From there, one of two things would happen. The experimenter could walk in with an assistant who would transfer the object from one box to the other while the other person watched, and then lock both boxes.

All the while both the experimenter and their assistant would talk about their actions and pantomime their awareness with gestures and clear facial expressions.

The second scenario was similar, only the person in the experiment waited outside while the assistant 'sneakily' made the swap.

Whether the overt acting made any difference or not isn't clear, but given the same test is conducted on human children the team were keen to keep all of the variables as consistent as possible, just in case.

After the swap was made in both conditions the experimenter stood behind the locked, empty box and tried to open it before shrugging and looking confused.

Trained to be helpful, not to mention eager for a reward, the ape would be left to unlock one of the boxes, which they did about 90 percent of the time.

In three quarters of the trials where the experimenter was out of the room during the swap – a condition defined as false-belief – the apes chose the box with the object in it rather than the box the person was trying to open.

By comparison, the apes unlocked that box only half the time under 'true-belief' conditions, when the experimenter had watched the swap take place.

Based on this, it's easy to assume that the ape goes beyond the obvious facts as they're presented, and makes a guess at what the person wants and believe.

"However, before being able to conclude that they were using an understanding of beliefs to do this, we first need to rule out a possible alternative interpretation of the results that is related to apes' well-documented understanding of others' knowledge/ignorance," the team writes in their paper.

In other words, it's possible the apes simply thought the human didn't know where the object was, which is slightly different to the human mistakenly believing they did know.

That prompted the team to conduct a second experiment on 29 of the original crew of helpful primates six months later.

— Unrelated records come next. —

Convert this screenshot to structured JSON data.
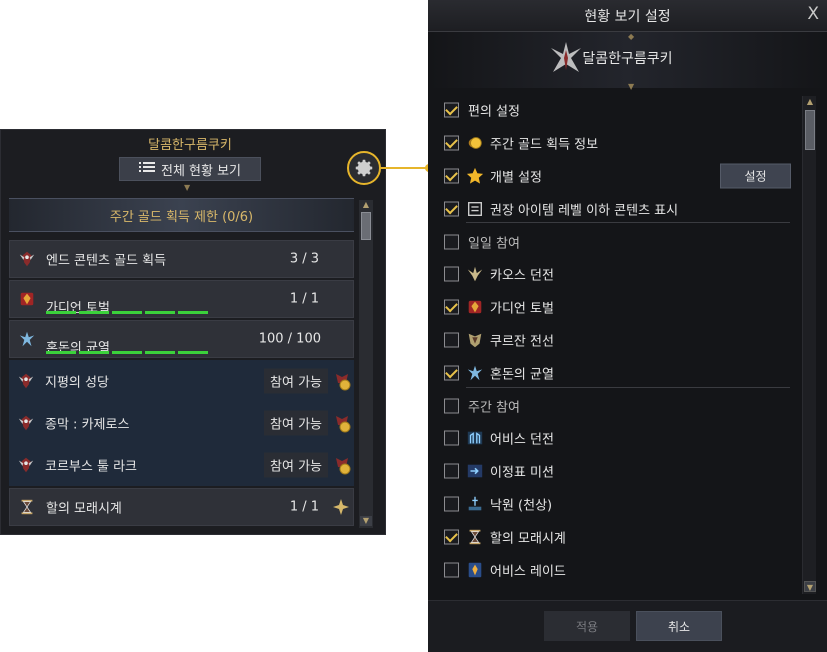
{
  "left_panel": {
    "character_name": "달콤한구름쿠키",
    "view_all_label": "전체 현황 보기",
    "weekly_gold_limit": "주간 골드 획득 제한 (0/6)",
    "rows": [
      {
        "name": "엔드 콘텐츠 골드 획득",
        "value": "3  /  3",
        "icon": "demon-crest-icon"
      },
      {
        "name": "가디언 토벌",
        "value": "1  /  1",
        "icon": "guardian-icon",
        "progress_bars": 5
      },
      {
        "name": "혼돈의 균열",
        "value": "100 / 100",
        "icon": "chaos-rift-icon",
        "progress_bars": 5
      },
      {
        "name": "지평의 성당",
        "status": "참여 가능",
        "icon": "demon-crest-icon"
      },
      {
        "name": "종막 : 카제로스",
        "status": "참여 가능",
        "icon": "demon-crest-icon"
      },
      {
        "name": "코르부스 툴 라크",
        "status": "참여 가능",
        "icon": "demon-crest-icon"
      },
      {
        "name": "할의 모래시계",
        "value": "1  /  1",
        "icon": "hourglass-icon"
      }
    ]
  },
  "settings_dialog": {
    "title": "현황 보기 설정",
    "close_label": "X",
    "character_name": "달콤한구름쿠키",
    "settings_button": "설정",
    "items": [
      {
        "label": "편의 설정",
        "checked": true,
        "section": true
      },
      {
        "label": "주간 골드 획득 정보",
        "checked": true,
        "icon": "gold-coin-icon"
      },
      {
        "label": "개별 설정",
        "checked": true,
        "icon": "star-icon",
        "has_button": true
      },
      {
        "label": "권장 아이템 레벨 이하 콘텐츠 표시",
        "checked": true,
        "icon": "list-icon"
      },
      {
        "label": "일일 참여",
        "checked": false,
        "section": true
      },
      {
        "label": "카오스 던전",
        "checked": false,
        "icon": "chaos-dungeon-icon"
      },
      {
        "label": "가디언 토벌",
        "checked": true,
        "icon": "guardian-icon"
      },
      {
        "label": "쿠르잔 전선",
        "checked": false,
        "icon": "kurzan-front-icon"
      },
      {
        "label": "혼돈의 균열",
        "checked": true,
        "icon": "chaos-rift-icon"
      },
      {
        "label": "주간 참여",
        "checked": false,
        "section": true
      },
      {
        "label": "어비스 던전",
        "checked": false,
        "icon": "abyss-dungeon-icon"
      },
      {
        "label": "이정표 미션",
        "checked": false,
        "icon": "milestone-icon"
      },
      {
        "label": "낙원 (천상)",
        "checked": false,
        "icon": "paradise-icon"
      },
      {
        "label": "할의 모래시계",
        "checked": true,
        "icon": "hourglass-icon"
      },
      {
        "label": "어비스 레이드",
        "checked": false,
        "icon": "abyss-raid-icon"
      }
    ],
    "apply_label": "적용",
    "cancel_label": "취소"
  },
  "colors": {
    "gold": "#d9b86a",
    "highlight": "#e6b52b",
    "progress_green": "#3bd13b",
    "check_gold": "#e8c24a"
  }
}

In this case, the two conditions were divided into "ignorant" – where the experimenter was out of the room when the assistant put an object into one of the boxes – and "false-belief", where the person made it obvious they were watching where the object went before it was swapped behind their back.

Once again, in nearly three quarters of cases, the apes helped by unlocking the box containing the object when the experimenter was expressing a belief that the object was in the wrong box, compared with the 50-50 of unlocking the box when the experimenter simply didn't know.

This study comes just six months after a similar experiment employed an experimenter dressed in an ape-suit 'striking' an assistant before hiding behind a hay-stack, relying on the ape's social instincts to display an understanding of true and false beliefs in others.

Both sets of results support the view that apes have a relatively human-like theory of mind; an ability to 'know that they know'.

"This study shows for the first time that great apes (chimpanzees, bonobos, and orangutans) can use an understanding of false beliefs to help others appropriately," said lead researcher David Buttelmann.

This knack for assessing whether another mind holds a true or false belief is something most humans develop quite young, around the age of 16 to 18 months.

Given we both live in complex societies, not to mention share up to 99 percent of our DNA, and all belonged to the same species up until 11 to 16 million years ago, it's not all that shocking that humans, bonobos, chimpanzees, and orangutans might also have such similar cognitive abilities.

Maybe it's time we just accept them as human; just as long as we don't let them run their own casinos.

This research was published in PLOS One.